Input material>
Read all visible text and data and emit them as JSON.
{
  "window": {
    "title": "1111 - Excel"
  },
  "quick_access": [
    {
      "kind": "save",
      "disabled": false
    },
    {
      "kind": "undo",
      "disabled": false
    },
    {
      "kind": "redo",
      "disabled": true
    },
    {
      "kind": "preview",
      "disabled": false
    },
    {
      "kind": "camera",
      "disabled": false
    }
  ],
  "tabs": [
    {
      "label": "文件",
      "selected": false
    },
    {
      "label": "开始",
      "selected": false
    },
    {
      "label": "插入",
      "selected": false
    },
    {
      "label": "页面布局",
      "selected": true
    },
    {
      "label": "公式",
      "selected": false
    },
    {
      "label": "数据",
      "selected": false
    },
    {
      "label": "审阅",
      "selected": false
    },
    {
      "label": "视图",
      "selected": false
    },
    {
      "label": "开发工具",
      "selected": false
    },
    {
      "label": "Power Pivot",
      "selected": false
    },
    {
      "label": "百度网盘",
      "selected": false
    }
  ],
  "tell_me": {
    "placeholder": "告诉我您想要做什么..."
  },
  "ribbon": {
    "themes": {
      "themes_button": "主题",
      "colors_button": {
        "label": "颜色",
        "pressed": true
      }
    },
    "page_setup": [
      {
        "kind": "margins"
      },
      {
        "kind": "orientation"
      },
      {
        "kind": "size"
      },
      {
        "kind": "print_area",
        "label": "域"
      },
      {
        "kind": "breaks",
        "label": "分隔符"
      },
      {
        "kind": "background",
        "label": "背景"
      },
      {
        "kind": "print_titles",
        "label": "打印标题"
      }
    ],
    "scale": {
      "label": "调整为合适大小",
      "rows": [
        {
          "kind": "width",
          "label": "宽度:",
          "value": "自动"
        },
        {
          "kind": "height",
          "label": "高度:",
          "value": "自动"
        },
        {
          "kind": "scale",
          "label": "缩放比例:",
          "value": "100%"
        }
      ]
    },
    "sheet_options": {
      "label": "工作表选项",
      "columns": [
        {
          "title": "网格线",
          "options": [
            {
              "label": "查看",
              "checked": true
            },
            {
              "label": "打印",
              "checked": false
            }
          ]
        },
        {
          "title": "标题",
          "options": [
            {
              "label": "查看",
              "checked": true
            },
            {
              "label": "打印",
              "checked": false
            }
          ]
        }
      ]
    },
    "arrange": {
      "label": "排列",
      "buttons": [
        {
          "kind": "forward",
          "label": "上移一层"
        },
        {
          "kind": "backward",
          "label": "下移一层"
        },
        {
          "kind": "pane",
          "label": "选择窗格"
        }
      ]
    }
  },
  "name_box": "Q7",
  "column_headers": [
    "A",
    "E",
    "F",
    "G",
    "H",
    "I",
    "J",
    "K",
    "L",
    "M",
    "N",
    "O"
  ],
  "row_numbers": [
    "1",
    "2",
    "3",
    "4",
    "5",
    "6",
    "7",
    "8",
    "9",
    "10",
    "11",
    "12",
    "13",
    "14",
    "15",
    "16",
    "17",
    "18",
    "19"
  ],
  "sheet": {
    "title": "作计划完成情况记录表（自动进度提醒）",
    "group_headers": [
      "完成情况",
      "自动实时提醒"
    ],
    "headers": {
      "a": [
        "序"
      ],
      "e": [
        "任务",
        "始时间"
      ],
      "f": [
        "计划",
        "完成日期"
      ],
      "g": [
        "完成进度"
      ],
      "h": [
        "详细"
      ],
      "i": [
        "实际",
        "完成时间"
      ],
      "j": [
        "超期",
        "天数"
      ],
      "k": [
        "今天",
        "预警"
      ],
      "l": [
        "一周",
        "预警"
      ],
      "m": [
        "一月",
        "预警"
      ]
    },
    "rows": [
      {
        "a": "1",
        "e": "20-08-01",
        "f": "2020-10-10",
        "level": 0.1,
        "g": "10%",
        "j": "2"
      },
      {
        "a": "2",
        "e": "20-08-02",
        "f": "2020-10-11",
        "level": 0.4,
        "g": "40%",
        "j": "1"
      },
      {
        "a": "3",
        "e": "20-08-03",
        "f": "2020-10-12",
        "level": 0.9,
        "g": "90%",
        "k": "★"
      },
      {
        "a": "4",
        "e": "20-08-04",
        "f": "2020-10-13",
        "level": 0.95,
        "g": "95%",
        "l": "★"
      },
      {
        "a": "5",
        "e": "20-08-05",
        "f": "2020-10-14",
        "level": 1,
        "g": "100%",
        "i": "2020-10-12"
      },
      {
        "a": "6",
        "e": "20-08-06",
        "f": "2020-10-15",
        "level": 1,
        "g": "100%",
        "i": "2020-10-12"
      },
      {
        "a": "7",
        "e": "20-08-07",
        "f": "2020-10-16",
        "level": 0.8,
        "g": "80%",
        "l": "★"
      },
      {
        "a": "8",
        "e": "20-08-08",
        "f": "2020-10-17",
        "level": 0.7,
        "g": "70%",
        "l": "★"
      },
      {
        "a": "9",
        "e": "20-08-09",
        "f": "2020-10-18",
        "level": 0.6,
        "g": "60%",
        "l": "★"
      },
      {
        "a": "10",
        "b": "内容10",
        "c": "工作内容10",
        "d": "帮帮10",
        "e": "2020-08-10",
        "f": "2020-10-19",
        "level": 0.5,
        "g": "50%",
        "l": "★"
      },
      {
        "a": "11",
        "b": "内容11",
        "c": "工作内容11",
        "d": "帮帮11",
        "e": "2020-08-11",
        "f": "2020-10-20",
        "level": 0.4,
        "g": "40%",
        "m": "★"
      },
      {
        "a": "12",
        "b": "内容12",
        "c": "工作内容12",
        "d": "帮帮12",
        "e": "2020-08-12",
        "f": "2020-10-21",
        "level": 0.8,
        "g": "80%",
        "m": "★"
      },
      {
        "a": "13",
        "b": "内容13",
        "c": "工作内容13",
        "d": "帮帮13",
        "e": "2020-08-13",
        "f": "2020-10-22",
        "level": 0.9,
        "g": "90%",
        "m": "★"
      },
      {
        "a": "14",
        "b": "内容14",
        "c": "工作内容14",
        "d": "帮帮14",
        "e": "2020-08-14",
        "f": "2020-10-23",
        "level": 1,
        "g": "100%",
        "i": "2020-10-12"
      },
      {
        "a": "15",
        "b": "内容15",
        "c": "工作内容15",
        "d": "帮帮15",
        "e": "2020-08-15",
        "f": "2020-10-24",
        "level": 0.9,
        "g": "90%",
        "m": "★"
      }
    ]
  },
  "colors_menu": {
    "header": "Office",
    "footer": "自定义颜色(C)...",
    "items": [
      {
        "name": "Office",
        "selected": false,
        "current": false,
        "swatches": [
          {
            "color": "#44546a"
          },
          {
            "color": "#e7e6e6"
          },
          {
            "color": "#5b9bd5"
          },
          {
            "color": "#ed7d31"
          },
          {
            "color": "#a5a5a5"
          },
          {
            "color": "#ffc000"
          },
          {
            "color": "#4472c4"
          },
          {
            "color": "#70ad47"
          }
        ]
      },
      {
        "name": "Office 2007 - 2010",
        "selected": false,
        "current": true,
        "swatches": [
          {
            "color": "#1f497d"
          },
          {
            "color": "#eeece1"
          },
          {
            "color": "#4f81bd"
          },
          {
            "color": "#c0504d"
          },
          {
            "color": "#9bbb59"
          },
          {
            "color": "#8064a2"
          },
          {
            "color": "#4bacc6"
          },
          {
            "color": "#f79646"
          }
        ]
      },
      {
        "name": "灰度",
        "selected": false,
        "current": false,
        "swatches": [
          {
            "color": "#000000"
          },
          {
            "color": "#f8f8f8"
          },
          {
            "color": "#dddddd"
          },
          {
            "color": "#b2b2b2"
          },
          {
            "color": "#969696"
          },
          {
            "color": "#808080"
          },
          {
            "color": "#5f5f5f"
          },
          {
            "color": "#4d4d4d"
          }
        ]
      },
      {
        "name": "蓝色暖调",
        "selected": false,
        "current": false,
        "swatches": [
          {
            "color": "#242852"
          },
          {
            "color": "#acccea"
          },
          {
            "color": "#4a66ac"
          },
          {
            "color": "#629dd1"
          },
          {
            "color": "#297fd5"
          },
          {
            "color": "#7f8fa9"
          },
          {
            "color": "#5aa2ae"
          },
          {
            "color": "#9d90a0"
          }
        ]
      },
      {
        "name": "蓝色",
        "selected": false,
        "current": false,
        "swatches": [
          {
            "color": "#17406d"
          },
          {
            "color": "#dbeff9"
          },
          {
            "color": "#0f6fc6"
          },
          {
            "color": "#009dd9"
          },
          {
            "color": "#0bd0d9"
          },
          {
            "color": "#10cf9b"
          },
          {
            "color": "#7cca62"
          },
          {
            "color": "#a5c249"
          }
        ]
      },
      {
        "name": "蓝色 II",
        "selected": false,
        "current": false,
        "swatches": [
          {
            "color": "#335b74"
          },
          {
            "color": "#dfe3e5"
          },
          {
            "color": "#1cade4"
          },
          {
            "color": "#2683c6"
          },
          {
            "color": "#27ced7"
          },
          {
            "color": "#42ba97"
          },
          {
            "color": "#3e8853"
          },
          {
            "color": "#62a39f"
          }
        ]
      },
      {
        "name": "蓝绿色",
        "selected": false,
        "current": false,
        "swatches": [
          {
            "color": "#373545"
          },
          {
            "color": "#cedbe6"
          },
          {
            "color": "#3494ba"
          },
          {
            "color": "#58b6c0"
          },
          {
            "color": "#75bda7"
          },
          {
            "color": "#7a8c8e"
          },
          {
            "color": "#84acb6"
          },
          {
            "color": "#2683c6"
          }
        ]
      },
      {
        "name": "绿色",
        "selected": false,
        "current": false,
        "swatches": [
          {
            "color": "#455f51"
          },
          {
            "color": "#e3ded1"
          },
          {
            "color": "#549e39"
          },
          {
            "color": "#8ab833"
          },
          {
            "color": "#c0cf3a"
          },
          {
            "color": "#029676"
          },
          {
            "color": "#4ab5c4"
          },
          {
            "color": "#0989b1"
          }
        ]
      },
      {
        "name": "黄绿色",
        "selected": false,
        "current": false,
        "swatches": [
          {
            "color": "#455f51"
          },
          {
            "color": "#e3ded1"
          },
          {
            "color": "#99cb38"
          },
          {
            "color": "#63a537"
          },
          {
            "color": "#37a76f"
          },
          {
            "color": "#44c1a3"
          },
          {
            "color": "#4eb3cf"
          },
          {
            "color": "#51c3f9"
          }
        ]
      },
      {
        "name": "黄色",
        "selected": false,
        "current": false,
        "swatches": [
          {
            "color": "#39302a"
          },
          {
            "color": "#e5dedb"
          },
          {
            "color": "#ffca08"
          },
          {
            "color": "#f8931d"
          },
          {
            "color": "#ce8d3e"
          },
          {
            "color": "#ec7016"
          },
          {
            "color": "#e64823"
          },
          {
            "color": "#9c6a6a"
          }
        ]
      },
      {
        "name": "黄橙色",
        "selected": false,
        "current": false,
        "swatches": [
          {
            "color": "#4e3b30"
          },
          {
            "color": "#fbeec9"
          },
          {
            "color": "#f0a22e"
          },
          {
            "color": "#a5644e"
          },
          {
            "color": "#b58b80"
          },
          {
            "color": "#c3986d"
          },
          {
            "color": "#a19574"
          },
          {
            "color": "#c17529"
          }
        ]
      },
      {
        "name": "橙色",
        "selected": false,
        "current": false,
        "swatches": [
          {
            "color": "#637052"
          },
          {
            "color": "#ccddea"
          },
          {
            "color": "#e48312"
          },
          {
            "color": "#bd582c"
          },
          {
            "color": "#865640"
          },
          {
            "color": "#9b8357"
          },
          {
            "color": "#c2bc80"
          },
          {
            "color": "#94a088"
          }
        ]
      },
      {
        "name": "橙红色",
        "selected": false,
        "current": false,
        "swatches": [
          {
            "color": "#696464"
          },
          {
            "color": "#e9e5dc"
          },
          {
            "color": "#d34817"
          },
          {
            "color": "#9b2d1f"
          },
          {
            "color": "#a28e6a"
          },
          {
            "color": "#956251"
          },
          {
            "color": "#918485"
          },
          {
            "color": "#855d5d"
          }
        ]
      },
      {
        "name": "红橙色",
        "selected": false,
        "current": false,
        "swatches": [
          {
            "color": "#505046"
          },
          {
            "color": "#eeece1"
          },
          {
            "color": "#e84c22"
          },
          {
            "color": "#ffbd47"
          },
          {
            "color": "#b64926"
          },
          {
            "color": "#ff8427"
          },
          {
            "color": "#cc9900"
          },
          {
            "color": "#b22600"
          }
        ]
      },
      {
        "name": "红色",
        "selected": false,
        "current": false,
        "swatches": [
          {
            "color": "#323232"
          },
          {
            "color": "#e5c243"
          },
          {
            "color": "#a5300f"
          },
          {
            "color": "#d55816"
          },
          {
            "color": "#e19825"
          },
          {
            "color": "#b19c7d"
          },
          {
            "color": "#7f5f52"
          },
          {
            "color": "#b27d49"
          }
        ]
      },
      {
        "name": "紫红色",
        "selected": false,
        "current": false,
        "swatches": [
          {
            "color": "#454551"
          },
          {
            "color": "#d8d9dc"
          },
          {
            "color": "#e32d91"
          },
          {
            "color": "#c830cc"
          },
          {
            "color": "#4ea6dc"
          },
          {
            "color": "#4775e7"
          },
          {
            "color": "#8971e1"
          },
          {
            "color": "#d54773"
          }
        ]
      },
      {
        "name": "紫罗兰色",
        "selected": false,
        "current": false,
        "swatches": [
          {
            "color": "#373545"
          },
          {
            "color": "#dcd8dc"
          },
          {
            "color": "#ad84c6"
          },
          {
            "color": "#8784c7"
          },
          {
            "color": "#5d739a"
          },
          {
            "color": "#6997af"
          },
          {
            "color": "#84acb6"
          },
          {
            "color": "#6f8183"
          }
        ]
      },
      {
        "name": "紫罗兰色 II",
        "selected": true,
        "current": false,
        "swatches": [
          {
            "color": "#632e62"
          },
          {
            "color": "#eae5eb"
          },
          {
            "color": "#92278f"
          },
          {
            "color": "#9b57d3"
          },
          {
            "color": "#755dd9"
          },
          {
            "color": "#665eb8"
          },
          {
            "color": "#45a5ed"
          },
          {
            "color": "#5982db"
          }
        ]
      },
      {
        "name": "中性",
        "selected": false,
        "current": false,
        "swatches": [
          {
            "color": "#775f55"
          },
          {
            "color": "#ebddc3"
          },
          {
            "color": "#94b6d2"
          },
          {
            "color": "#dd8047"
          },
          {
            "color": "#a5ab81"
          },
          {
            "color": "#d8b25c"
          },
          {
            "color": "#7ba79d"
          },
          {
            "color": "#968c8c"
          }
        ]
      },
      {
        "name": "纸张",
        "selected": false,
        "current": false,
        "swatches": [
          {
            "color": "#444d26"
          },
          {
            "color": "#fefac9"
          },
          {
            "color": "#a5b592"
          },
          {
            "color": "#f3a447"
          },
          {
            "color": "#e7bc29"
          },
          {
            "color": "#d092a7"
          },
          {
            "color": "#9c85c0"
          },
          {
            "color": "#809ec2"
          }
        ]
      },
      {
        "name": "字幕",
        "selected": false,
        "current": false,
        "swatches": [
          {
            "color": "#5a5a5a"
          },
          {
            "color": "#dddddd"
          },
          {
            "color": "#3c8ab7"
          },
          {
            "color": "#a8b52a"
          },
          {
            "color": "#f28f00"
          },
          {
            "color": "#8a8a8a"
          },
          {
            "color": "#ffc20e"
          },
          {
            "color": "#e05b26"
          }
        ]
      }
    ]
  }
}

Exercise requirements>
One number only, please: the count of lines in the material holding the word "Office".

Solution to this problem>
3